Fei Mu

Fei Mu

Song of China (Fei Mu & Luo Mingyou, 1935) – March 3, 2017

There’s a lot of really interesting background on this film, its production, and eventual release in the US at The Chinese Mirror. To summarize: this was an attempt by the Lianhua studio to make a hit following the suicide of its biggest star, Ruan Lingyu. It didn’t quite work, but the film was picked up by an American producer who liked it and he released it in the US, the first Chinese film to be so distributed. Setting the pattern for the next 80+ years of Chinese film distribution in America, however, said producer recut the film, drastically changing its ending, and redid the score and the intertitles to fit better the Orientalist preconceptions of the American audience. An example cited by the above article:

The titles perpetuate the Western myth that Chinese, even common people, only speak in flowery complex sentences. For example, at one point the intertitles relate the passage of time, in English, as:

“Seven times the pear tree has come into blossom”

The actual Chinese intertitle: “Seven years later”

What remains of the film is a 45 minute fragment, missing at least one reel, with the bastardized American ending. But it’s one of the few surviving films from director Fei Mu, serving here as co-director. It’s about one man’s struggle to live up to his dead father’s value system (care for children and old people) while his son revels in the glossy temptations of modern life. He moves the family (wife, son, daughter, daughter-in-law (pernicious, naturally), and grandson) back to the country, where they hope to reconnect with traditional Confucian virtues. The man does, but the younger generation is unsalvageable and eventually returns to the city. What happens next depends on the extant version, of which three are known to exist (the article above explains them all).

This is strictly fairy tale parable stuff, but Fei and Luo Mingyou complicate it in ways you can barely see through the American nonsense. Most especially in the story of the daughter, who falls in love with a man who doesn’t respect tradition. Her parents catch her in the act of eloping, a latticework screen separating her from the camera, literally imprisoning her as she slowly retreats back into her room. Obvious as it is, the film would be unbearably didactic were it not for such expressionist touches.

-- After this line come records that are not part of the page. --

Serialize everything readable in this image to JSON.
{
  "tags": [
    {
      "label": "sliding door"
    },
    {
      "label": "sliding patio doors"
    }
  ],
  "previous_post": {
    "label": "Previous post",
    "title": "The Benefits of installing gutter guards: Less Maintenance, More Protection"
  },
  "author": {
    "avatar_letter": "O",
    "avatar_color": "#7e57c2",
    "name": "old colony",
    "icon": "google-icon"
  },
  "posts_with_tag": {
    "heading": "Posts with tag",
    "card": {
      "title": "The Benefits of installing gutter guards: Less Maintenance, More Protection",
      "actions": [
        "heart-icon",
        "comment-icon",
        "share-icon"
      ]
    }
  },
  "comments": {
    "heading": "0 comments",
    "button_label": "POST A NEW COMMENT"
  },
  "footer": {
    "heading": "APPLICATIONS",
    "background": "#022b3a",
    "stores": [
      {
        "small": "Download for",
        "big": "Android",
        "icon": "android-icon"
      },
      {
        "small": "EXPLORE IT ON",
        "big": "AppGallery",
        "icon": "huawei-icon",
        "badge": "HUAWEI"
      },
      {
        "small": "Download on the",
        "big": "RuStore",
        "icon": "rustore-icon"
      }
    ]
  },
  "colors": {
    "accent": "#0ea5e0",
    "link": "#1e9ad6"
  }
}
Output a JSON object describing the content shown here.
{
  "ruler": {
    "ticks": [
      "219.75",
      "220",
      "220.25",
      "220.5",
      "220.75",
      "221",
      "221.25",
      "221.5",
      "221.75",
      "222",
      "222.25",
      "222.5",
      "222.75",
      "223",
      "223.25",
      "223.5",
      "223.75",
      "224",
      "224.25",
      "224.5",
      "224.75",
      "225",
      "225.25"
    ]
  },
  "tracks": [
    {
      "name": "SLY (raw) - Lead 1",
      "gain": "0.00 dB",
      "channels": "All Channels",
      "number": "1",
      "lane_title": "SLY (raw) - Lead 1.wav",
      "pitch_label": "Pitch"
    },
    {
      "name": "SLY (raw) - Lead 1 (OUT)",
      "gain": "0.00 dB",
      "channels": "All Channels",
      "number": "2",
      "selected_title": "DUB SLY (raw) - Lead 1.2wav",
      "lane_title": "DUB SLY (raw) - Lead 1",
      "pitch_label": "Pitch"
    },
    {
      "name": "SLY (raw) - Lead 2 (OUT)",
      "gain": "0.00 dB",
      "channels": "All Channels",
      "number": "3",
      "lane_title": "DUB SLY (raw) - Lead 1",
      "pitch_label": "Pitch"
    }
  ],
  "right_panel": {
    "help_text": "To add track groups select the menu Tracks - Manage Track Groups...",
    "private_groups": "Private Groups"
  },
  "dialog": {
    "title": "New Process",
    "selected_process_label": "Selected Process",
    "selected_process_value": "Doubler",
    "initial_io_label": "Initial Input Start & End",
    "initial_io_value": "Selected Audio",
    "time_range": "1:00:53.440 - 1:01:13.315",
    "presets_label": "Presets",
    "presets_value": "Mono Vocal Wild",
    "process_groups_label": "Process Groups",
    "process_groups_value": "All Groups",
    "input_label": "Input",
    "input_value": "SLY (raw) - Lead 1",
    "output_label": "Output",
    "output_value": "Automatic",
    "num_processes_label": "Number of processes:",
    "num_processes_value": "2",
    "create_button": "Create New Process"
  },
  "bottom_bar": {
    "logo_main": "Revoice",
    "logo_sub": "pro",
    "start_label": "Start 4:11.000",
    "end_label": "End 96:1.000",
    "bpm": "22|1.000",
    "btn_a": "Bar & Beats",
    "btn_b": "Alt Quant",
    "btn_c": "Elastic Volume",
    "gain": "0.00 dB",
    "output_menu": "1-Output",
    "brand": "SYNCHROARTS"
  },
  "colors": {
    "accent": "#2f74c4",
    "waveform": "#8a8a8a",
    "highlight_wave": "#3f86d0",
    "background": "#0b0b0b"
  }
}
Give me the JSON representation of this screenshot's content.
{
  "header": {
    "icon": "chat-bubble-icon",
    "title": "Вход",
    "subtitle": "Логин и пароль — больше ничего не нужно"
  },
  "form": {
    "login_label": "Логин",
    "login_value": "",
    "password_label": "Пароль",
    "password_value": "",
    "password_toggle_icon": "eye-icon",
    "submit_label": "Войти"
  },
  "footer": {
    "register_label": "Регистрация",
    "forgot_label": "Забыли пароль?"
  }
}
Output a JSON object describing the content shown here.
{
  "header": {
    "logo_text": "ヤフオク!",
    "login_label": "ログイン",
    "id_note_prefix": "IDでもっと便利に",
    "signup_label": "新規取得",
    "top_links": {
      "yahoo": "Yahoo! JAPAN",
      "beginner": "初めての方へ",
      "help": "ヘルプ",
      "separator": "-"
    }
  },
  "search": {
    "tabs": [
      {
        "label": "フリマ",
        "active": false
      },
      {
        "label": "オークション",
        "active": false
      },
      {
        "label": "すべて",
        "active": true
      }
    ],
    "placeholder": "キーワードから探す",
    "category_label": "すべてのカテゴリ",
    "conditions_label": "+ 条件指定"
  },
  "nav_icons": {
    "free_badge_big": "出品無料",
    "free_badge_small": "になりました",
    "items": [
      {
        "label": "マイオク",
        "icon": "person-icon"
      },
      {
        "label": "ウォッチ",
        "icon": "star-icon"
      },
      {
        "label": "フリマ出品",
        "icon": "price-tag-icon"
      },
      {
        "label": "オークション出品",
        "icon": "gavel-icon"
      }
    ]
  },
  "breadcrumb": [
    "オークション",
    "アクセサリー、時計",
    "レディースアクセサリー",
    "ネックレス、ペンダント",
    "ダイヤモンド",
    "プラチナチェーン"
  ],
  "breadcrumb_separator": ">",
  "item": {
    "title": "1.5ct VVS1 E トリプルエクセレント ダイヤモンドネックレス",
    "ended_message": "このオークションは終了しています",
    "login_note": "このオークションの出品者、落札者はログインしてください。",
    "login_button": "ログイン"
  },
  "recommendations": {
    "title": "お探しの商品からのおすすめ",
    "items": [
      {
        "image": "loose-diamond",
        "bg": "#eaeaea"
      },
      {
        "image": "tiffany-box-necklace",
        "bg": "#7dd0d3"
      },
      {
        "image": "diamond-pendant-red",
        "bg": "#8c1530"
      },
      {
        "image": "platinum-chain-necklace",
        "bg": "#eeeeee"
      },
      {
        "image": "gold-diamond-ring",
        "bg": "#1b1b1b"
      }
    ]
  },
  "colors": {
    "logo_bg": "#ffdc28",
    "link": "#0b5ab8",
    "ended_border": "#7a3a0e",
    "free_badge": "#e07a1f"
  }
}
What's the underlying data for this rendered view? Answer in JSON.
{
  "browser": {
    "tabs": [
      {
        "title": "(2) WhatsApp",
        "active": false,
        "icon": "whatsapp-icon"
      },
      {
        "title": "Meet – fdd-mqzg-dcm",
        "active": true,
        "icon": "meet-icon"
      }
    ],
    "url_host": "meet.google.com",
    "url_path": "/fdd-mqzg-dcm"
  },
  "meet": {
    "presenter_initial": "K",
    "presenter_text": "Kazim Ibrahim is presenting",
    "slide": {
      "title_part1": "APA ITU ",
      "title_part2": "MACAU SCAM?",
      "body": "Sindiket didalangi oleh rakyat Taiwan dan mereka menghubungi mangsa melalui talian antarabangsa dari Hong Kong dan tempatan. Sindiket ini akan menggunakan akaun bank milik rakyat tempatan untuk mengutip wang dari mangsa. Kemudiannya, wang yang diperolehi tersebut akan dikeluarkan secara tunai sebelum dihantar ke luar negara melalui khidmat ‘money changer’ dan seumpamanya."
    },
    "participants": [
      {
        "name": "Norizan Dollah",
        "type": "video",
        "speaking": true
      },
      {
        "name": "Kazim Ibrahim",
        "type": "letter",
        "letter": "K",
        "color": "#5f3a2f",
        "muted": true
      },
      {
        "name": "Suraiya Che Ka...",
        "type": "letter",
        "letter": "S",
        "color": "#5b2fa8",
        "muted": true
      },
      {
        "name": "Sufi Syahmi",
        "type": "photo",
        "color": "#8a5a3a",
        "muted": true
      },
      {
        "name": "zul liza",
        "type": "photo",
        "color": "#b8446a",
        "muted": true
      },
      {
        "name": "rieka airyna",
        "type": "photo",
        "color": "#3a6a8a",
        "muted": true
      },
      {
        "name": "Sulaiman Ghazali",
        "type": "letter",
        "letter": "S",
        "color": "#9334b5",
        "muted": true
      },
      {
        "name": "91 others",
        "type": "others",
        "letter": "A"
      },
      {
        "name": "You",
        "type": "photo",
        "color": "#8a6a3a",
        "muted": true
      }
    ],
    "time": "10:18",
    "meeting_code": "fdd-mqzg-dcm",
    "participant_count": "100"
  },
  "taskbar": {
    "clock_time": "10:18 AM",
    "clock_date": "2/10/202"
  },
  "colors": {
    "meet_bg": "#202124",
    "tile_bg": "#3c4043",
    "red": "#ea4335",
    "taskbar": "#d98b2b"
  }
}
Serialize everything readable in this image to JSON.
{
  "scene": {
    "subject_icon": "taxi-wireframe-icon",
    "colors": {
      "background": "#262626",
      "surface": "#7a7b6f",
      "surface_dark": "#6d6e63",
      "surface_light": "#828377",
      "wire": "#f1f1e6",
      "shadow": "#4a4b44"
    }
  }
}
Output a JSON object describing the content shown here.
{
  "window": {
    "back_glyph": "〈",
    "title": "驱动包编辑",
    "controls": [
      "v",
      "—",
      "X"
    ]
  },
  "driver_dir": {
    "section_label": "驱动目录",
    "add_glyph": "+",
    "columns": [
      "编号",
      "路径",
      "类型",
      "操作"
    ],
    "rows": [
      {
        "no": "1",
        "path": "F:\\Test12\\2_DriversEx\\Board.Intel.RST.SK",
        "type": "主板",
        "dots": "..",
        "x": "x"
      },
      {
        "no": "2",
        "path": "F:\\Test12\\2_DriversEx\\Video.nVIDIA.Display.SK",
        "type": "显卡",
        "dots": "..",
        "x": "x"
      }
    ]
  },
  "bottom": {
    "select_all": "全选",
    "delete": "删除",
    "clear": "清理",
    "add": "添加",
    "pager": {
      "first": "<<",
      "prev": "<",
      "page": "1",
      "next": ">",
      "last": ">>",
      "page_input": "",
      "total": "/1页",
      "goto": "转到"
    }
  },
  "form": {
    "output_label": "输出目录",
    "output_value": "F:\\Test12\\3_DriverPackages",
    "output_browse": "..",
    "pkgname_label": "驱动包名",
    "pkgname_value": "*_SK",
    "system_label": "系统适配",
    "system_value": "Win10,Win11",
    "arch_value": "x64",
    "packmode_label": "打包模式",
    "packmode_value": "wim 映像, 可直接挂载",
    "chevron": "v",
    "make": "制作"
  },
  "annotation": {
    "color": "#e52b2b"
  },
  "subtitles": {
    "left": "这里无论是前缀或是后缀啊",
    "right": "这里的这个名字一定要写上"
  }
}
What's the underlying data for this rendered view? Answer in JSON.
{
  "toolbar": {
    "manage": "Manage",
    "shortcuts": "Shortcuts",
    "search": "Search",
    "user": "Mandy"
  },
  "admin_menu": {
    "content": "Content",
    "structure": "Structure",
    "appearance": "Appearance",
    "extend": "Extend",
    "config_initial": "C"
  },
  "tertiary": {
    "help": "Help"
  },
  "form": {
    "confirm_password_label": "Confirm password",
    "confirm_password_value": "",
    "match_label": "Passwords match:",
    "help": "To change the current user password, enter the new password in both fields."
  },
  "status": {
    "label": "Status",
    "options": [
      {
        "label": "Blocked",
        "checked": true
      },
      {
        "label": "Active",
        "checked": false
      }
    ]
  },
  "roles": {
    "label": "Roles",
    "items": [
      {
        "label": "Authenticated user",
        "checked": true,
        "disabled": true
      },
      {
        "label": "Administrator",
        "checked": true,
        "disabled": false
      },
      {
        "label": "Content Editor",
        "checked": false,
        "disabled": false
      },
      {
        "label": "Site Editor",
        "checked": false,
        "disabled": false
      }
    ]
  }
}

Adding to the unease is this idea of dragging one’s family out to the country to reconnect with “real values” outside of corrupt modernity. It’s really not so different from the forced relocations of Mao’s various schemes to break the bourgeoisie and (increasingly, as time passed) his political opponents, up to and including the Cultural Revolution. The conflation of tradition and morality, and its corollary glorification of the rural over the urban, is particularly pernicious, and it remains a driving force behind contemporary politics around the globe.

Spring in a Small Town (1948) — January 17, 2019

A mood. The impossibility of putting life back together after everything has fallen apart.